But did you know that, by the time Karloff put on Jack Pierce’s famous make-up for the 1931 Universal classic, he had already completed some 70 films, and had spent a decade touring the wild frontiers of Canada and the American Northwest in stock theatre companies?
Born William Henry Pratt in Camberwell, South London (above what is now a Turkish restaurant) in 1887; and raised in Enfield, North London, Billy (as he was known then) rejected his family’s expectations of becoming a civil servant and, at the age of 22, headed to Canada where he adopted the stage name Karloff and took up acting. But it took another 22 years of hard graft before Karloff finally found his meal-ticket as one of Universal’s most enduring classic movie monsters.
Since his death (on 2 February, 1969) at the age of 82, there have been countless books written about the great man, all featuring wildly varying stories about the actor’s journey from plain Billy Pratt to the exotic-sounding Boris Karloff. Being a huge fan myself, I have always treasured Citadel Press’s The Films of Boris Karloff (1974), Denis Gifford’s pulpy The Man, The Monster, The Movies (1973) and Cynthia Lindsay’s 1975 biography Dear Boris. But finally there’s a book that sets the record straight.
Karloff: More Than a Monster (Tomahawk Press) is a true labour of love. Featuring previously unpublished letters, interviews and photographs; this new biography by Stephen Jacobs is meticulously detailed thanks to the author’s sleuth-like approach in tracking down thousands of documents linked to the actor (it’s amazing what he’s unearthed).
With the blessing of Sara Karloff (Boris’s daughter), this hefty tome goes a long way in separating fact from fiction – especially with regards to Karloff’s early years as Billy ‘the black sheep of the family’ Pratt – and gives a fascinating insight into Karloff’s life as an actor (both struggling and famous), campaigner (for actors’ rights) and husband (many times over). As such, it’s choice reading for any horror fan.

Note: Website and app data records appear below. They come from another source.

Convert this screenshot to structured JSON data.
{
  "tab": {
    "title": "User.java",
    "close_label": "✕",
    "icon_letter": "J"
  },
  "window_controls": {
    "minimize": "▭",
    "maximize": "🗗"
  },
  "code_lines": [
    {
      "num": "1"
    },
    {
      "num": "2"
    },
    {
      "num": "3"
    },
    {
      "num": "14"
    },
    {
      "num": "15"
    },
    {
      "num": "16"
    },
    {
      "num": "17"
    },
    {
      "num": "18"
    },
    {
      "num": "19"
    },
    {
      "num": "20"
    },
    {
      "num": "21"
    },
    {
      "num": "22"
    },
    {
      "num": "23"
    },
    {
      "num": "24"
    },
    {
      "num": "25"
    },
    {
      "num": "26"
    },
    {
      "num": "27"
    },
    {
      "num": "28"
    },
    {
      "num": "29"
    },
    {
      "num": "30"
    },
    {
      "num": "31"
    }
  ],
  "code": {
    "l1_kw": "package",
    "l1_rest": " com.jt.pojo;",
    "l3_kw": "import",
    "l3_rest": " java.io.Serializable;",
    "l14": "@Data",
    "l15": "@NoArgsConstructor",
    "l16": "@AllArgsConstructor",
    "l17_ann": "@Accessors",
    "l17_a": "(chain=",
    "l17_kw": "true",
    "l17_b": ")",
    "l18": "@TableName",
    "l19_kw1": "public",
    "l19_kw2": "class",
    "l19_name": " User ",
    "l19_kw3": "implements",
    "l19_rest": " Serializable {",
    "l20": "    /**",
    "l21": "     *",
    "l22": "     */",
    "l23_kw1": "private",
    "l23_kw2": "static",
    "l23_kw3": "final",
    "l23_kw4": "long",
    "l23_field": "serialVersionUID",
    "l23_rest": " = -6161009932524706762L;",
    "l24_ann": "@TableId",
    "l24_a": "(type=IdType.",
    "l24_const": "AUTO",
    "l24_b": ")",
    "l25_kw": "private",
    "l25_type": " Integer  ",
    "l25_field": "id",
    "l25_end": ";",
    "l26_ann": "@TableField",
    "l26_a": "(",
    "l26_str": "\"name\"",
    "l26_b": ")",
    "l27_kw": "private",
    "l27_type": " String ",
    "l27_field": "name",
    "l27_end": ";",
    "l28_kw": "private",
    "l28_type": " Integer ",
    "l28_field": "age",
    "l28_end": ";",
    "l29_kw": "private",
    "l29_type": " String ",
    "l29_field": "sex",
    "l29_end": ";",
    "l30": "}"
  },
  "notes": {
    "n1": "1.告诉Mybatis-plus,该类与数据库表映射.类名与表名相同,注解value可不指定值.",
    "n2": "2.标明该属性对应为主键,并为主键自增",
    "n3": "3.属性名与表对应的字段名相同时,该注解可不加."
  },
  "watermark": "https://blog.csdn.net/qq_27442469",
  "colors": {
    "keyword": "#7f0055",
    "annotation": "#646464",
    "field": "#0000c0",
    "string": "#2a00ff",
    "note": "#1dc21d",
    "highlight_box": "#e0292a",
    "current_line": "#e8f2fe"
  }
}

Throughout his long career, Karloff shared scream-time with some other well-known Titans of Terror. Here’s my pick of the best reads – all from my own library, of course!
Bela Lugosi (The Raven, 1934)
The Immortal Count:
The Life and Films of Bela Lugosi by Arthur Lennig
(University Press of Kentucky, 2003, ISBN 978081322731)
The definitive account of Lugosi’s tragic life. The Films of Bela Lugosi by Richard Bojarski (Citadel Press, 1980, ISBN 0-8065-0808-6) is also a favourite of mine.
Lon Chaney, Jr (The House of Frankenstein, 1944)
Horror Film Star, 1906-1973 by Don G Smith
(McFarland & Co Inc, 2004, ISBN 9780786418138)
He found fame as Universal’s other classic monster, The Wolf Man, but Chaney was forever haunted by the shadow of his legendary father, and his life was blighted by his battle with alcoholism.
Vincent Price (The Raven, 1963)
A Daughter’s Biography by Victoria Price
(St Martins Press, 1999, ISBN 0312242735)
The screen legend’s daughter rediscovers her late father by sifting through his personal papers and reconnecting with his friends, family and co-stars. Price’s legacy continues in May when fans celebrate his 100th birthday.
Christopher Lee (Curse of the Crimson Altar, 1968)
Lord of Misrule: An Autobiography of Christopher Lee (Orion, 2004, ISBN 0752859331)
A captivating read – originally published as Tall, Dark and Gruesome in 1977 and again in 1997 – about the veteran British actor’s life and career – from Hammer horror icon to playing Saruman in the Lord of the Rings films.